* Task objective
Count the lines of the listing below where "align" shows up, and please answer with that number only.
== Records for processing
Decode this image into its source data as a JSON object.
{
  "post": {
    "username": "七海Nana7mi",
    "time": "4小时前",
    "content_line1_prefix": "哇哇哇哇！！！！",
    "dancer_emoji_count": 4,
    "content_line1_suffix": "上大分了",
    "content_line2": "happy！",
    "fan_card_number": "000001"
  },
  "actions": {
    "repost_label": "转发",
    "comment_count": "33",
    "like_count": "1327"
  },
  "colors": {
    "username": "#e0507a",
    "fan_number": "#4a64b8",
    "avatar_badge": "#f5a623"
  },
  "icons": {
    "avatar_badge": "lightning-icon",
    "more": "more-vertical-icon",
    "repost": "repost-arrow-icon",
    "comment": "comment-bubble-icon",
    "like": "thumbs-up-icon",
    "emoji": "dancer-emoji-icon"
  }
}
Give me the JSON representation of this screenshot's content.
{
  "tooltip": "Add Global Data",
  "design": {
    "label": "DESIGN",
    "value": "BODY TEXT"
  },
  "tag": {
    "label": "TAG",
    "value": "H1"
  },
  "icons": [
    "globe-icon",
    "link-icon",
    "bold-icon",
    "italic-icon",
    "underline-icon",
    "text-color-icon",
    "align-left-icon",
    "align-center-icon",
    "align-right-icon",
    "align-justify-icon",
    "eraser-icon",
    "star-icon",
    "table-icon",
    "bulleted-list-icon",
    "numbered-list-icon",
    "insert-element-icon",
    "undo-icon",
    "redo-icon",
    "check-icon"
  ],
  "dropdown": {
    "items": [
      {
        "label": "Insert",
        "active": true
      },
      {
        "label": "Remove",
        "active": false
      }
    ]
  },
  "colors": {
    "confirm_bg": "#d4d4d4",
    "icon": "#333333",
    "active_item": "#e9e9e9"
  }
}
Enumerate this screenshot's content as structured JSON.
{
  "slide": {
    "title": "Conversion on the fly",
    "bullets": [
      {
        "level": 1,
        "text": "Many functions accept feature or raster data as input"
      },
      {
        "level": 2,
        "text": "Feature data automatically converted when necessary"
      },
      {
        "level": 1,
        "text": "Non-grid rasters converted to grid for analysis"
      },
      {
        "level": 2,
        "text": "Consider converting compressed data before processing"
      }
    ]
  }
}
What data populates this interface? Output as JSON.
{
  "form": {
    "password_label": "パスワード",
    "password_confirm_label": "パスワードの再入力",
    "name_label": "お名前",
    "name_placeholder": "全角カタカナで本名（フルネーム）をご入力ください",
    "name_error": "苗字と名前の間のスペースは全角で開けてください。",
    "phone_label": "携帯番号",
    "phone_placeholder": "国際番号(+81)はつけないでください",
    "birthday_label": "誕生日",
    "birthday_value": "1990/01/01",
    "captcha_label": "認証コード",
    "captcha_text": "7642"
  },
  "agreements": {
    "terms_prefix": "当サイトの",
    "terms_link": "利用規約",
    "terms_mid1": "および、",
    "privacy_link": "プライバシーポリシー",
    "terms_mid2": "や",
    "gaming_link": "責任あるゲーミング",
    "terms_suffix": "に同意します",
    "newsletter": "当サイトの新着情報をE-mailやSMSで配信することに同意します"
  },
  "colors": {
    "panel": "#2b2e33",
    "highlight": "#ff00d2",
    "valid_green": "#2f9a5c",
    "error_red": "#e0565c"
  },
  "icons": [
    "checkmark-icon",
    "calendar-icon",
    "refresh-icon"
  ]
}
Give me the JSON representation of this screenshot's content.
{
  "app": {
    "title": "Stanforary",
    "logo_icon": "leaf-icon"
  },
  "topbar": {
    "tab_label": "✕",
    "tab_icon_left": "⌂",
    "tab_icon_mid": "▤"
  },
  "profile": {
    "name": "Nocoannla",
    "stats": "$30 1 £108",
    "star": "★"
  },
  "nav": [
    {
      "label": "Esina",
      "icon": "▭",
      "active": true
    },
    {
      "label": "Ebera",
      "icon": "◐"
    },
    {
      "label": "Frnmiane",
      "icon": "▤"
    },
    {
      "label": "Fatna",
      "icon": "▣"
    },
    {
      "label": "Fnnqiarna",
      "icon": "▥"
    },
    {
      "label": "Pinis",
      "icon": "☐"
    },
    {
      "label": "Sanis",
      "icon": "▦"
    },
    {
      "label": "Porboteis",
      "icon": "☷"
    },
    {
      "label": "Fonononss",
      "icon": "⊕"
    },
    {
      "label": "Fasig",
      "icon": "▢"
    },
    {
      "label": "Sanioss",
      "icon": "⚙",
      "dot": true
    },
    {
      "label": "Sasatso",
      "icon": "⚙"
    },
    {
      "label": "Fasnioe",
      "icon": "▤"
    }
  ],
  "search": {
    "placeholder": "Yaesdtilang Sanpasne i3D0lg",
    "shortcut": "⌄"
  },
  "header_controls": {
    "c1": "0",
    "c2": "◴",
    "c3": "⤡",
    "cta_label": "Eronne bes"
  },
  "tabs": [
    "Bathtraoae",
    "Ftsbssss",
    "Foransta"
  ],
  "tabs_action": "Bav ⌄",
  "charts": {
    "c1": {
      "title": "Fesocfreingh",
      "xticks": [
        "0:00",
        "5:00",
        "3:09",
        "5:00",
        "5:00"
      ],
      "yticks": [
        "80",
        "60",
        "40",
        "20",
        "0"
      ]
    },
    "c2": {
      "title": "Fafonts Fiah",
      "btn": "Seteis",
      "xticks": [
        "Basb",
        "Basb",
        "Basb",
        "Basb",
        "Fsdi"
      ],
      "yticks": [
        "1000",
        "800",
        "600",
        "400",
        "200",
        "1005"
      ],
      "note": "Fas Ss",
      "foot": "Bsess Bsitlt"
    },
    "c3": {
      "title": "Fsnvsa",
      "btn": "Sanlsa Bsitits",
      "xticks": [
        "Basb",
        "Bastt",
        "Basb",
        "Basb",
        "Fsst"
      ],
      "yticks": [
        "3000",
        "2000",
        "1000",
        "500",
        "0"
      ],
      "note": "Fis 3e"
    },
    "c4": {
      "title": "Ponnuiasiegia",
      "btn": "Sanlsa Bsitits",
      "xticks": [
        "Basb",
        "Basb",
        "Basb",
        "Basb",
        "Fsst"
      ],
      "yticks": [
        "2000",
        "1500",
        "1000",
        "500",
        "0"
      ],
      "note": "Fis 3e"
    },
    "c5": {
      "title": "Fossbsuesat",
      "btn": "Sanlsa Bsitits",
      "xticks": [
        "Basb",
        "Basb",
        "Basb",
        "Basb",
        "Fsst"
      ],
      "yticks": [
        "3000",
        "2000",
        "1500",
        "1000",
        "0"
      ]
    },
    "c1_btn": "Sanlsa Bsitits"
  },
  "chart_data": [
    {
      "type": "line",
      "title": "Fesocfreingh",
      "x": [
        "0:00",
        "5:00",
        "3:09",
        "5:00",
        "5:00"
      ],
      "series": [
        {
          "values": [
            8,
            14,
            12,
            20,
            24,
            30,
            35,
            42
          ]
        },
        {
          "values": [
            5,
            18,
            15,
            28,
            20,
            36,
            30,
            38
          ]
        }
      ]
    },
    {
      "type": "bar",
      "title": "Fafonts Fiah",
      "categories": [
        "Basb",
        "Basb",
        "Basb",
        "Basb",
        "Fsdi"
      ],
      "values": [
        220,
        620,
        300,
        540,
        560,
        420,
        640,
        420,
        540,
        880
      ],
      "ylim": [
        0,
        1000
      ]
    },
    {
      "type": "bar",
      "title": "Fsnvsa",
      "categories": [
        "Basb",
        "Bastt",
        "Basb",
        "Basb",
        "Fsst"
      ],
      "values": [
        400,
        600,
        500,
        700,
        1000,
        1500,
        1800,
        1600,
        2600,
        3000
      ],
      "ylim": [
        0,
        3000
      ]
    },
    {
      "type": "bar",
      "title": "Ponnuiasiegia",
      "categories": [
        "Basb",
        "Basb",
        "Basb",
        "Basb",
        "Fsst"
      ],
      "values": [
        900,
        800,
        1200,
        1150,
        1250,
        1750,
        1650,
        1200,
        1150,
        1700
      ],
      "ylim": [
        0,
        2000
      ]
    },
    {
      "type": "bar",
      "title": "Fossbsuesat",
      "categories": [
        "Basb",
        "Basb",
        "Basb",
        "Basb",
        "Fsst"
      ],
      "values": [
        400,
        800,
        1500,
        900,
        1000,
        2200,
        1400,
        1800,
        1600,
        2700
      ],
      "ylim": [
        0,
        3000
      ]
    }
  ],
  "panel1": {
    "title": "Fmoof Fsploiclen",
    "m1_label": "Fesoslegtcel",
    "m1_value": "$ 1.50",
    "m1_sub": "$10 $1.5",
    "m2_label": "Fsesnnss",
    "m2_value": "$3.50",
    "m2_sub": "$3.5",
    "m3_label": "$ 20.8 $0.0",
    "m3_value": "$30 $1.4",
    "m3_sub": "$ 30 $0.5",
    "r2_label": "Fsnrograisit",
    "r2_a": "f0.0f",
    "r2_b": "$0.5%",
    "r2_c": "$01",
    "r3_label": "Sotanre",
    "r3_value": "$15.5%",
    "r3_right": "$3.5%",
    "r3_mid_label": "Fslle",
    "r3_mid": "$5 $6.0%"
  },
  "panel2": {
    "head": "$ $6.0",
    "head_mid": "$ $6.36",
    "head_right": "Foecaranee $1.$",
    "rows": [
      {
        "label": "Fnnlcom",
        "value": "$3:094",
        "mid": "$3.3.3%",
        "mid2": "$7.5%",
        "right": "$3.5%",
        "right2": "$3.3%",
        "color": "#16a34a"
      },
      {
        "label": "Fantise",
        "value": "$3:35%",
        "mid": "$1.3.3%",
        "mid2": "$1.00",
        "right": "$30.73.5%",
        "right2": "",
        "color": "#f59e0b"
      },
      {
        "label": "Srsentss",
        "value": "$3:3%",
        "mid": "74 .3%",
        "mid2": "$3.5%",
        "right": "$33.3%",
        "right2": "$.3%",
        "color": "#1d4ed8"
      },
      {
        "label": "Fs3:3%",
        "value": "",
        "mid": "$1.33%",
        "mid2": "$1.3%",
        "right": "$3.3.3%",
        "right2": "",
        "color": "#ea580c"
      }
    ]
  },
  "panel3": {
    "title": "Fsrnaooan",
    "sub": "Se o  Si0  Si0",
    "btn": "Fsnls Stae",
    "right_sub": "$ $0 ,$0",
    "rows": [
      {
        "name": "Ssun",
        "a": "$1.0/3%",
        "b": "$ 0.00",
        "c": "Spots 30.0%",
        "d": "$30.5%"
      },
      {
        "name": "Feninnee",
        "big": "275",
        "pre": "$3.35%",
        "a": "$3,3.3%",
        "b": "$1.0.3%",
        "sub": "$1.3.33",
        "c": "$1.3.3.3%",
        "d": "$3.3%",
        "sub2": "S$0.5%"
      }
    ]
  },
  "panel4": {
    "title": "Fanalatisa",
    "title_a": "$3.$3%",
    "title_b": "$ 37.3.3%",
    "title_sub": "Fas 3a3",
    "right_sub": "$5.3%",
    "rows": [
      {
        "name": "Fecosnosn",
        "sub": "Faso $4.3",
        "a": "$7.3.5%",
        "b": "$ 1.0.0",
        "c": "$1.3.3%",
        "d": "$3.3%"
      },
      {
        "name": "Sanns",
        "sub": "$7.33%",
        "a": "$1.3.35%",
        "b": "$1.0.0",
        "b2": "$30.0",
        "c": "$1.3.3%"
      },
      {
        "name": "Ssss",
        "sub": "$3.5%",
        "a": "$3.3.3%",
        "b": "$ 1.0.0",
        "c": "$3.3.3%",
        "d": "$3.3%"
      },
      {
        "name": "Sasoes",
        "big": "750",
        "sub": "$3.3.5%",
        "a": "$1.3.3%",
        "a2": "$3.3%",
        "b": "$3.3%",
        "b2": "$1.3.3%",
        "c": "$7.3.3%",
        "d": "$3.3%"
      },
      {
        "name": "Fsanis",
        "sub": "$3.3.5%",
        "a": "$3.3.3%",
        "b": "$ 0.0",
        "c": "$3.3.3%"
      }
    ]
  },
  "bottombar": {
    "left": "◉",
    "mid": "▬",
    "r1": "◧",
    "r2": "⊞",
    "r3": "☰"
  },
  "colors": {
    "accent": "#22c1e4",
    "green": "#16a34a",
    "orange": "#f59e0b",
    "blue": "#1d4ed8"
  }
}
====
* Final answer
4